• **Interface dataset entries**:
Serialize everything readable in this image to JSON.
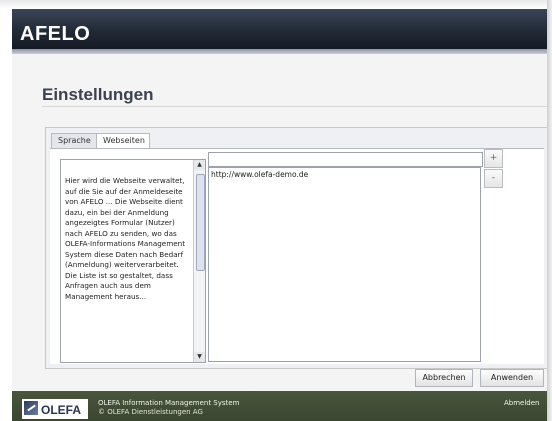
{
  "app": {
    "brand": "AFELO"
  },
  "page": {
    "title": "Einstellungen"
  },
  "tabs": [
    {
      "label": "Sprache"
    },
    {
      "label": "Webseiten"
    }
  ],
  "description": "Hier wird die Webseite verwaltet, auf die Sie auf der Anmeldeseite von AFELO ... Die Webseite dient dazu, ein bei der Anmeldung angezeigtes Formular (Nutzer) nach AFELO zu senden, wo das OLEFA-Informations Management System diese Daten nach Bedarf (Anmeldung) weiterverarbeitet. Die Liste ist so gestaltet, dass Anfragen auch aus dem Management heraus...",
  "url_list": {
    "input_value": "",
    "items": [
      "http://www.olefa-demo.de"
    ]
  },
  "controls": {
    "add_symbol": "+",
    "remove_symbol": "-",
    "cancel_label": "Abbrechen",
    "apply_label": "Anwenden"
  },
  "footer": {
    "logo_text": "OLEFA",
    "line1": "OLEFA Information Management System",
    "line2": "© OLEFA Dienstleistungen AG",
    "right_text": "Abmelden"
  }
}
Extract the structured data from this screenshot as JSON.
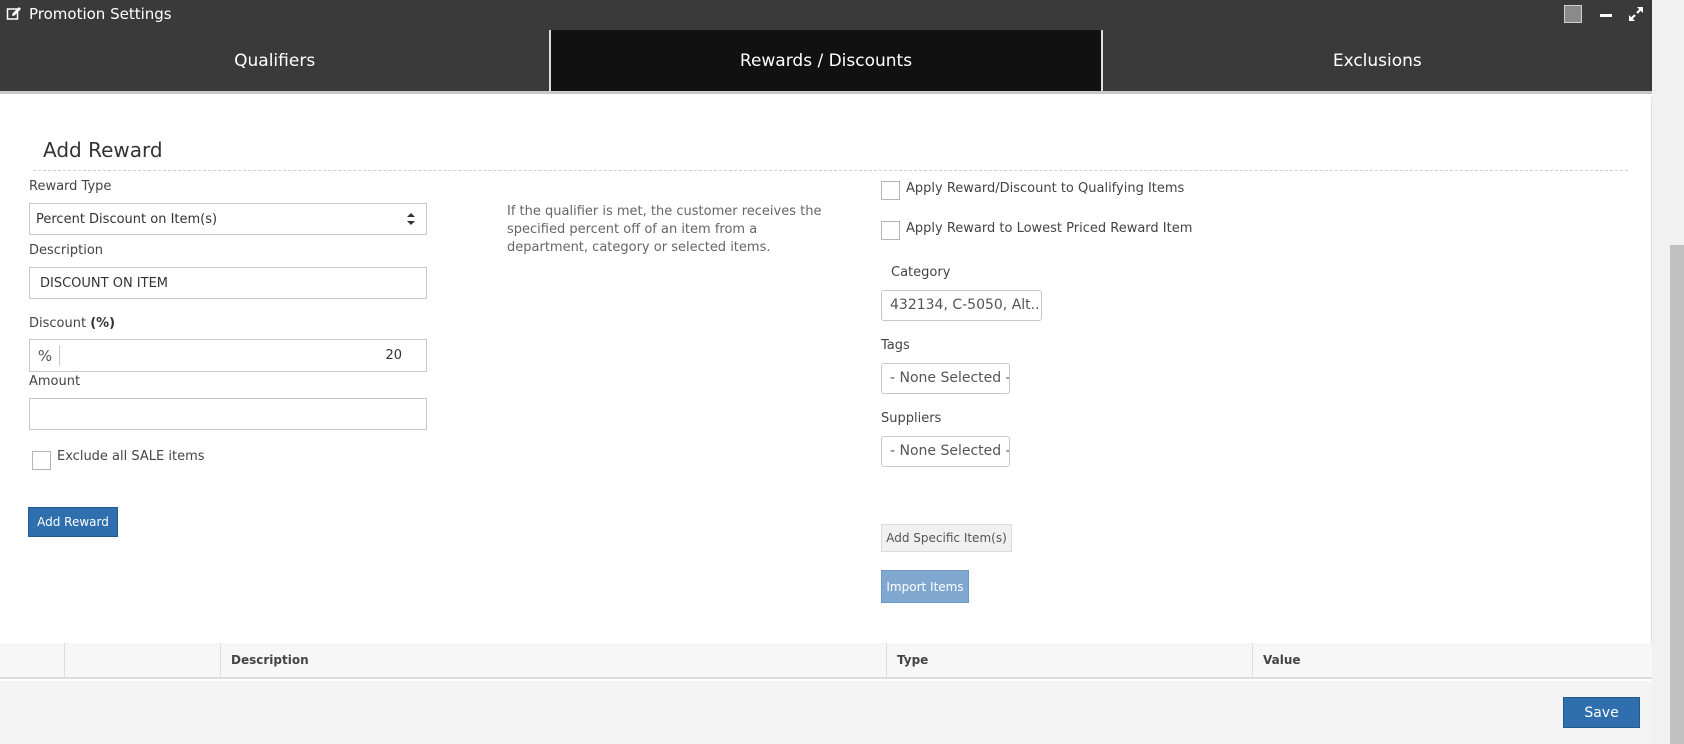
{
  "window": {
    "title": "Promotion Settings"
  },
  "tabs": [
    {
      "label": "Qualifiers",
      "active": false
    },
    {
      "label": "Rewards / Discounts",
      "active": true
    },
    {
      "label": "Exclusions",
      "active": false
    }
  ],
  "form": {
    "section_title": "Add Reward",
    "reward_type_label": "Reward Type",
    "reward_type_value": "Percent Discount on Item(s)",
    "description_label": "Description",
    "description_value": "DISCOUNT ON ITEM",
    "discount_label": "Discount",
    "discount_unit": "(%)",
    "discount_addon": "%",
    "discount_value": "20",
    "amount_label": "Amount",
    "amount_value": "",
    "exclude_sale_label": "Exclude all SALE items",
    "exclude_sale_checked": false,
    "add_reward_button": "Add Reward"
  },
  "info": {
    "text": "If the qualifier is met, the customer receives the specified percent off of an item from a department, category or selected items."
  },
  "options": {
    "apply_qualifying_label": "Apply Reward/Discount to Qualifying Items",
    "apply_qualifying_checked": false,
    "apply_lowest_label": "Apply Reward to Lowest Priced Reward Item",
    "apply_lowest_checked": false,
    "category_label": "Category",
    "category_value": "432134, C-5050, Alt...",
    "tags_label": "Tags",
    "tags_value": "- None Selected -",
    "suppliers_label": "Suppliers",
    "suppliers_value": "- None Selected -",
    "add_specific_button": "Add Specific Item(s)",
    "import_button": "Import Items"
  },
  "table": {
    "columns": [
      "Description",
      "Type",
      "Value"
    ]
  },
  "footer": {
    "save_button": "Save"
  },
  "colors": {
    "titlebar": "#3a3a3a",
    "active_tab": "#111111",
    "primary": "#2f6fad",
    "muted_primary": "#7fa7cf"
  }
}
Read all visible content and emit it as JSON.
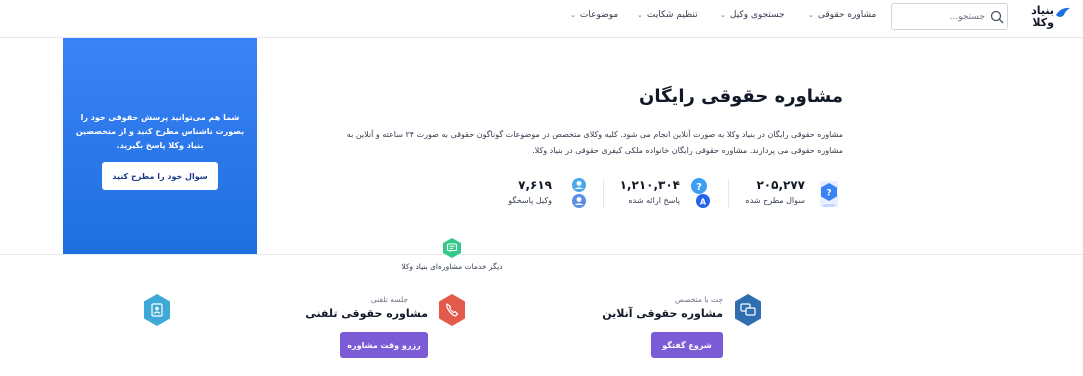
{
  "header": {
    "logo_line1": "بنیاد",
    "logo_line2": "وکلا",
    "search_placeholder": "جستجو...",
    "nav": [
      {
        "label": "مشاوره حقوقی"
      },
      {
        "label": "جستجوی وکیل"
      },
      {
        "label": "تنظیم شکایت"
      },
      {
        "label": "موضوعات"
      }
    ]
  },
  "sidebar_card": {
    "text": "شما هم می‌توانید پرسش حقوقی خود را بصورت ناشناس مطرح کنید و از متخصصین بنیاد وکلا پاسخ بگیرید.",
    "button": "سوال خود را مطرح کنید"
  },
  "main": {
    "title": "مشاوره حقوقی رایگان",
    "description": "مشاوره حقوقی رایگان در بنیاد وکلا به صورت آنلاین انجام می شود. کلیه وکلای متخصص در موضوعات گوناگون حقوقی به صورت ۲۴ ساعته و آنلاین به مشاوره حقوقی می پردازند. مشاوره حقوقی رایگان خانواده ملکی کیفری حقوقی در بنیاد وکلا.",
    "stats": [
      {
        "value": "۲۰۵,۲۷۷",
        "label": "سوال مطرح شده"
      },
      {
        "value": "۱,۲۱۰,۳۰۴",
        "label": "پاسخ ارائه شده"
      },
      {
        "value": "۷,۶۱۹",
        "label": "وکیل پاسخگو"
      }
    ]
  },
  "services": {
    "section_label": "دیگر خدمات مشاوره‌ای بنیاد وکلا",
    "items": [
      {
        "subtitle": "چت با متخصص",
        "title": "مشاوره حقوقی آنلاین",
        "button": "شروع گفتگو"
      },
      {
        "subtitle": "جلسه تلفنی",
        "title": "مشاوره حقوقی تلفنی",
        "button": "رزرو وقت مشاوره"
      }
    ]
  },
  "colors": {
    "primary_blue": "#2b7de9",
    "purple": "#7c5cd6",
    "hex_blue": "#2f6fb0",
    "hex_red": "#e25a4a",
    "hex_teal": "#3ea8d6",
    "hex_green": "#34c98a"
  }
}
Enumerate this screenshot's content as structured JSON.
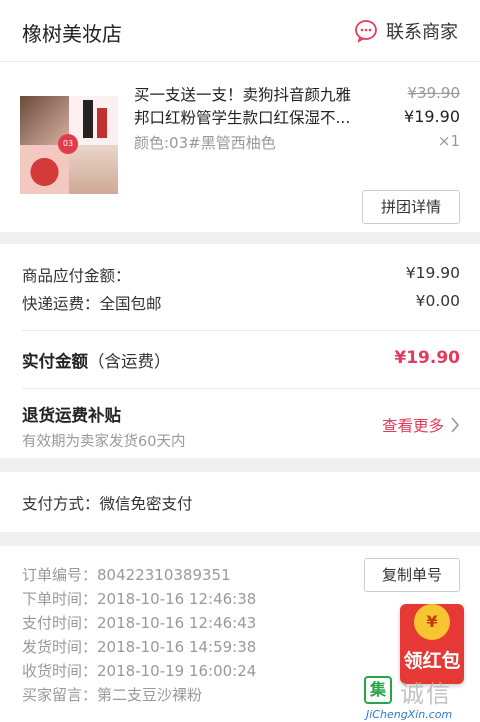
{
  "store": {
    "name": "橡树美妆店",
    "contact_label": "联系商家"
  },
  "product": {
    "title": "买一支送一支！卖狗抖音颜九雅邦口红粉管学生款口红保湿不...",
    "variant": "颜色:03#黑管西柚色",
    "original_price": "¥39.90",
    "price": "¥19.90",
    "quantity": "×1",
    "thumb_badge": "03",
    "group_button": "拼团详情"
  },
  "amounts": {
    "goods_label": "商品应付金额：",
    "goods_value": "¥19.90",
    "shipping_label": "快递运费：全国包邮",
    "shipping_value": "¥0.00",
    "total_label": "实付金额",
    "total_suffix": "（含运费）",
    "total_value": "¥19.90",
    "subsidy_title": "退货运费补贴",
    "subsidy_desc": "有效期为卖家发货60天内",
    "more_label": "查看更多"
  },
  "payment": {
    "text": "支付方式：微信免密支付"
  },
  "order": {
    "copy_button": "复制单号",
    "lines": [
      {
        "label": "订单编号：",
        "value": "80422310389351"
      },
      {
        "label": "下单时间：",
        "value": "2018-10-16  12:46:38"
      },
      {
        "label": "支付时间：",
        "value": "2018-10-16  12:46:43"
      },
      {
        "label": "发货时间：",
        "value": "2018-10-16  14:59:38"
      },
      {
        "label": "收货时间：",
        "value": "2018-10-19  16:00:24"
      },
      {
        "label": "买家留言：",
        "value": "第二支豆沙裸粉"
      }
    ]
  },
  "redpack": {
    "coin": "¥",
    "label": "领红包"
  },
  "watermark": {
    "mark": "集",
    "text": "诚信",
    "url": "JiChengXin.com"
  },
  "colors": {
    "accent": "#e23b5b",
    "background": "#efefef"
  }
}
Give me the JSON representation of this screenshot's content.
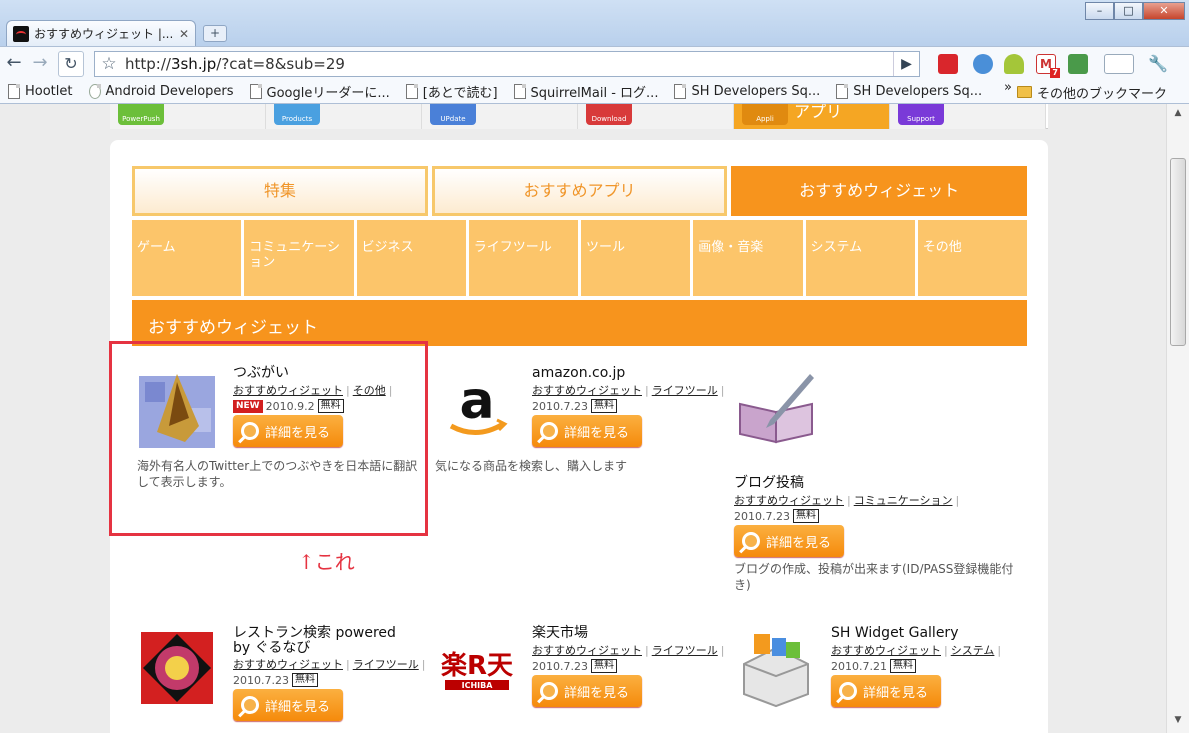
{
  "browser": {
    "tab_title": "おすすめウィジェット |...",
    "url_prefix": "http://",
    "url_host": "3sh.jp",
    "url_path": "/?cat=8&sub=29",
    "window_controls": [
      "–",
      "□",
      "✕"
    ],
    "bookmarks": [
      {
        "label": "Hootlet",
        "icon": "page"
      },
      {
        "label": "Android Developers",
        "icon": "android"
      },
      {
        "label": "Googleリーダーに...",
        "icon": "page"
      },
      {
        "label": "[あとで読む]",
        "icon": "page"
      },
      {
        "label": "SquirrelMail - ログ...",
        "icon": "page"
      },
      {
        "label": "SH Developers Sq...",
        "icon": "page"
      },
      {
        "label": "SH Developers Sq...",
        "icon": "page"
      }
    ],
    "bookmarks_more": "»",
    "other_bookmarks": "その他のブックマーク",
    "gmail_count": "7"
  },
  "site_nav": [
    {
      "icon_label": "PowerPush",
      "color": "#6cbf3a"
    },
    {
      "icon_label": "Products",
      "color": "#4aa0e0"
    },
    {
      "icon_label": "UPdate",
      "color": "#4a80d8"
    },
    {
      "icon_label": "Download",
      "color": "#d83a3a"
    },
    {
      "icon_label": "Appli",
      "color": "#e08a10",
      "label": "アプリ",
      "active": true
    },
    {
      "icon_label": "Support",
      "color": "#7a3ad8"
    }
  ],
  "tabs": [
    {
      "label": "特集"
    },
    {
      "label": "おすすめアプリ"
    },
    {
      "label": "おすすめウィジェット",
      "active": true
    }
  ],
  "categories": [
    "ゲーム",
    "コミュニケーション",
    "ビジネス",
    "ライフツール",
    "ツール",
    "画像・音楽",
    "システム",
    "その他"
  ],
  "section_title": "おすすめウィジェット",
  "detail_button_label": "詳細を見る",
  "free_label": "無料",
  "new_label": "NEW",
  "items": [
    {
      "name": "つぶがい",
      "tags": [
        "おすすめウィジェット",
        "その他"
      ],
      "date": "2010.9.2",
      "is_new": true,
      "description": "海外有名人のTwitter上でのつぶやきを日本語に翻訳して表示します。"
    },
    {
      "name": "amazon.co.jp",
      "tags": [
        "おすすめウィジェット",
        "ライフツール"
      ],
      "date": "2010.7.23",
      "description": "気になる商品を検索し、購入します"
    },
    {
      "name": "ブログ投稿",
      "tags": [
        "おすすめウィジェット",
        "コミュニケーション"
      ],
      "date": "2010.7.23",
      "description": "ブログの作成、投稿が出来ます(ID/PASS登録機能付き)"
    },
    {
      "name": "レストラン検索 powered by ぐるなび",
      "tags": [
        "おすすめウィジェット",
        "ライフツール"
      ],
      "date": "2010.7.23"
    },
    {
      "name": "楽天市場",
      "tags": [
        "おすすめウィジェット",
        "ライフツール"
      ],
      "date": "2010.7.23"
    },
    {
      "name": "SH Widget Gallery",
      "tags": [
        "おすすめウィジェット",
        "システム"
      ],
      "date": "2010.7.21"
    }
  ],
  "annotation": "↑これ",
  "colors": {
    "accent": "#f7941d",
    "highlight": "#e53341"
  }
}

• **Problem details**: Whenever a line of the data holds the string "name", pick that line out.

• **Task result**:
    "name": "橡树美妆店",
      "name": "つぶがい",
      "name": "amazon.co.jp",
      "name": "ブログ投稿",
      "name": "レストラン検索 powered by ぐるなび",
      "name": "楽天市場",
      "name": "SH Widget Gallery",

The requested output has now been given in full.